“In the beginning the Word already existed. The Word was with God, and the Word was God. He existed in the beginning with God. God created everything through him, and nothing was created except through him. The Word gave life to everything that was created, and his life brought light to everyone. The light shines in the darkness, and the darkness can never extinguish it. So the Word became human and made his home among us. He was full of unfailing love and faithfulness. And we have seen his glory, the glory of the Father’s one and only Son” (John 1:1-5, 14).
Whenever I read or hear someone else read from John 1, I get goose bumps. And I figure I know where I got my love for words.
As humans, we tend to take words for granted, to handle language flippantly, to waste our words, to withhold them, to use them as weapons that can cut as nothing else can. We forget that words can be powerful, precise, and sacred. That they should be respected and used thoughtfully, that even a few words can make our world more beautiful or more devastating. That God himself is the creator of language, the foundation of all words, the source of all meaning and significance. He understands the mysterious power of words much more deeply than any of us do.
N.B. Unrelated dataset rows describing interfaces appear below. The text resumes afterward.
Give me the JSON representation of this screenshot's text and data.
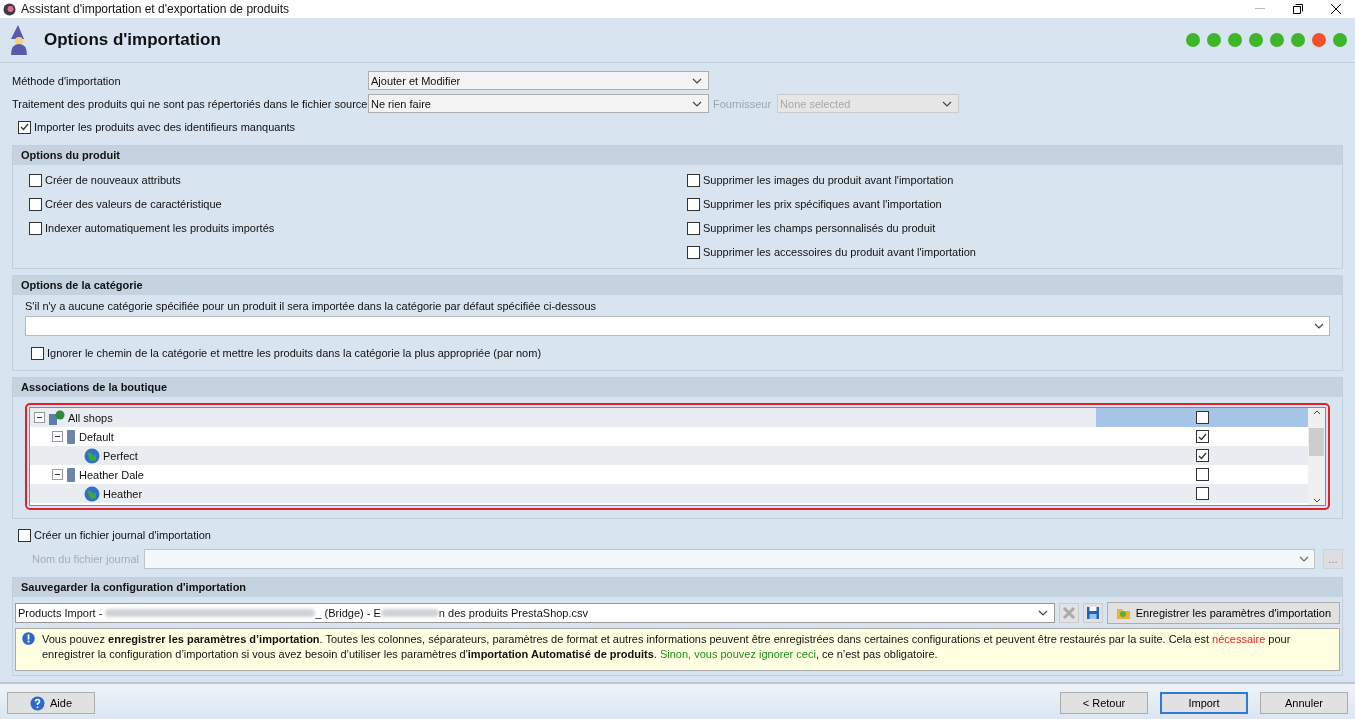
{
  "window": {
    "title": "Assistant d'importation et d'exportation de produits"
  },
  "header": {
    "title": "Options d'importation",
    "steps": [
      {
        "color": "#3fb52a"
      },
      {
        "color": "#3fb52a"
      },
      {
        "color": "#3fb52a"
      },
      {
        "color": "#3fb52a"
      },
      {
        "color": "#3fb52a"
      },
      {
        "color": "#3fb52a"
      },
      {
        "color": "#f0502c"
      },
      {
        "color": "#3fb52a"
      }
    ]
  },
  "import_method": {
    "label": "Méthode d'importation",
    "value": "Ajouter et Modifier"
  },
  "unlisted_products": {
    "label": "Traitement des produits qui ne sont pas répertoriés dans le fichier source",
    "value": "Ne rien faire",
    "supplier_label": "Fournisseur",
    "supplier_value": "None selected",
    "supplier_disabled": true
  },
  "missing_ids": {
    "label": "Importer les produits avec des identifieurs manquants",
    "checked": true
  },
  "product_options": {
    "title": "Options du produit",
    "left": [
      {
        "label": "Créer de nouveaux attributs",
        "checked": false
      },
      {
        "label": "Créer des valeurs de caractéristique",
        "checked": false
      },
      {
        "label": "Indexer automatiquement les produits importés",
        "checked": false
      }
    ],
    "right": [
      {
        "label": "Supprimer les images du produit avant l'importation",
        "checked": false
      },
      {
        "label": "Supprimer les prix spécifiques avant l'importation",
        "checked": false
      },
      {
        "label": "Supprimer les champs personnalisés du produit",
        "checked": false
      },
      {
        "label": "Supprimer les accessoires du produit avant l'importation",
        "checked": false
      }
    ]
  },
  "category_options": {
    "title": "Options de la catégorie",
    "hint": "S'il n'y a aucune catégorie spécifiée pour un produit il sera importée dans la catégorie par défaut spécifiée ci-dessous",
    "ignore_path": {
      "label": "Ignorer le chemin de la catégorie et mettre les produits dans la catégorie la plus appropriée (par nom)",
      "checked": false
    }
  },
  "shop_associations": {
    "title": "Associations de la boutique",
    "tree": [
      {
        "label": "All shops",
        "kind": "root",
        "expanded": true,
        "checked": false,
        "selected": true,
        "children": [
          {
            "label": "Default",
            "kind": "group",
            "expanded": true,
            "checked": true,
            "selected": false,
            "children": [
              {
                "label": "Perfect",
                "kind": "shop",
                "checked": true,
                "selected": false
              }
            ]
          },
          {
            "label": "Heather Dale",
            "kind": "group",
            "expanded": true,
            "checked": false,
            "selected": false,
            "children": [
              {
                "label": "Heather",
                "kind": "shop",
                "checked": false,
                "selected": false
              }
            ]
          }
        ]
      }
    ]
  },
  "log": {
    "label": "Créer un fichier journal d'importation",
    "checked": false,
    "file_label": "Nom du fichier journal",
    "browse": "...",
    "disabled": true
  },
  "save_config": {
    "title": "Sauvegarder la configuration d'importation",
    "config_parts": [
      {
        "kind": "text",
        "text": "Products Import - "
      },
      {
        "kind": "blurred"
      },
      {
        "kind": "text",
        "text": "_ (Bridge) - E"
      },
      {
        "kind": "blurred"
      },
      {
        "kind": "text",
        "text": "n des produits PrestaShop.csv"
      }
    ],
    "save_button": "Enregistrer les paramètres d'importation",
    "info": [
      {
        "kind": "plain",
        "text": "Vous pouvez "
      },
      {
        "kind": "bold",
        "text": "enregistrer les paramètres d’importation"
      },
      {
        "kind": "plain",
        "text": ". Toutes les colonnes, séparateurs, paramètres de format et autres informations peuvent être enregistrées dans certaines configurations et peuvent être restaurés par la suite. Cela est "
      },
      {
        "kind": "red",
        "text": "nécessaire"
      },
      {
        "kind": "plain",
        "text": " pour enregistrer la configuration d’importation si vous avez besoin d’utiliser les paramètres d'"
      },
      {
        "kind": "bold",
        "text": "importation Automatisé de produits"
      },
      {
        "kind": "plain",
        "text": ". "
      },
      {
        "kind": "green",
        "text": "Sinon, vous pouvez ignorer ceci"
      },
      {
        "kind": "plain",
        "text": ", ce n’est pas obligatoire."
      }
    ]
  },
  "footer": {
    "help": "Aide",
    "buttons": [
      {
        "label": "< Retour",
        "selected": false
      },
      {
        "label": "Import",
        "selected": true
      },
      {
        "label": "Annuler",
        "selected": false
      }
    ]
  }
}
Ultimately the holistic nature of God is an almost complete mystery to us. Yet he has chosen to reveal himself in many ways, in terms we can understand. How striking that among these revelations, Jesus is called “the Word.” He is the definitive and final word, the greatest word, the perfect word for all time. He is the precise and clear word, always ready to complete any thought, to explain the unexplainable, to illuminate confusion, or to deepen the mystery.
For a writer, who often searches for the right word and sometimes makes do with inadequate words, this idea is stirring. I’ve always loved what I interpret as a ringing endorsement of the power of words and of the choice to devote my energies to using words well. I even feel a little sorry for people in occupations who don’t have similar revelations to keep them going: Jesus as plumber, stockbroker, or real estate agent. (Then again, I don’t think plumbers, stockbrokers, and real estate agents are generally as insecure about their work and their gifts as writers tend to be.)
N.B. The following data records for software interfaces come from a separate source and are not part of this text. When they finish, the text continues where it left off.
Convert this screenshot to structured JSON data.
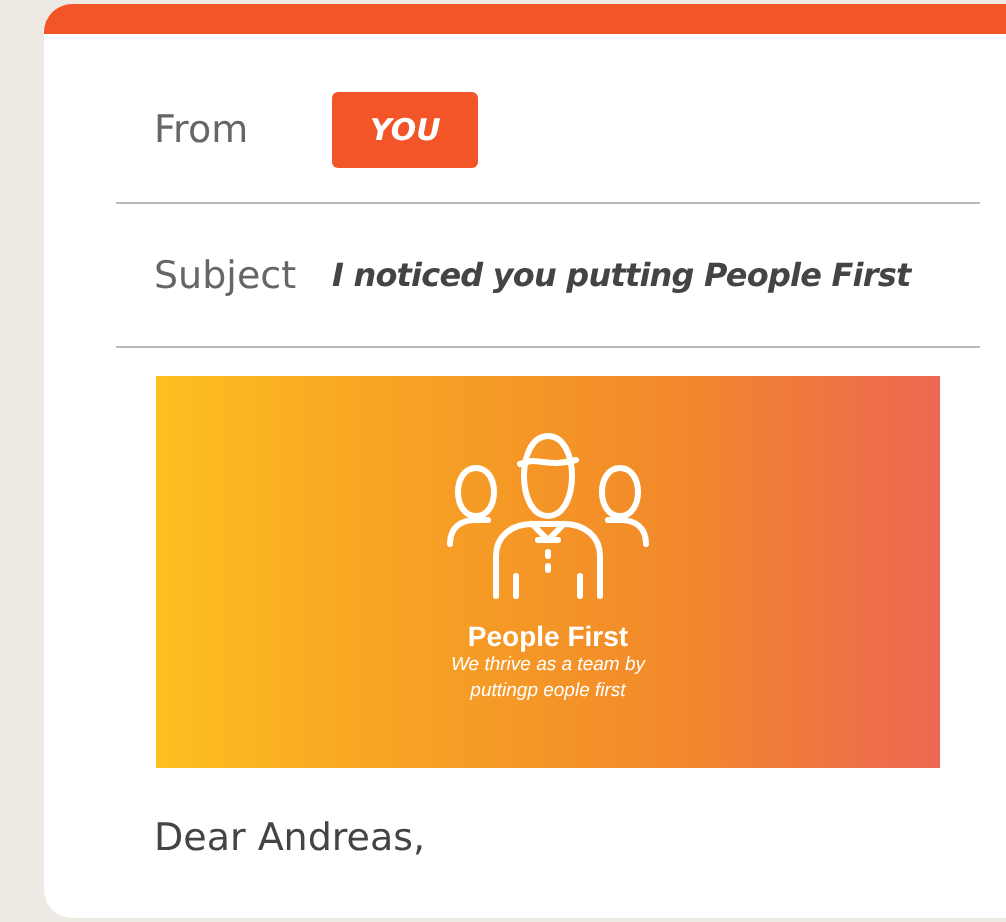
{
  "email": {
    "from_label": "From",
    "from_value": "YOU",
    "subject_label": "Subject",
    "subject": "I noticed you putting People First"
  },
  "banner": {
    "title": "People First",
    "tagline_lines": [
      "We thrive as a team by",
      "puttingp eople first"
    ]
  },
  "greeting": "Dear Andreas,"
}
This Word has inspired so many other words, all incomplete and inadequate and essentially uniformed in their conclusions because we who are limited by space and time and other constraints we can’t even discern, are incapable of describing one who is limited by absolutely nothing. Words fail us.
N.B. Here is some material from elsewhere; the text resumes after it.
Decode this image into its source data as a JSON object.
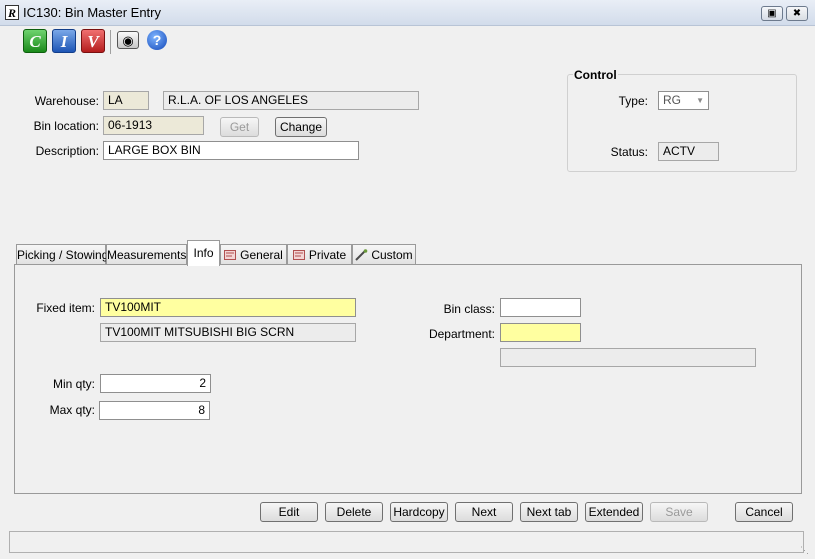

And yet even in our inadequacy, writing feels like a holy calling when I look at it in the light of this description of Jesus. My feeble attempts seem noble because they shadow what he has done—written the perfect Word where everyone can see it, in the greatest book ever written, in the story that keeps unfolding, generation after generation. When I add my words to his Word, they matter.
What will come of your words today?
© 2016 Amy Simpson.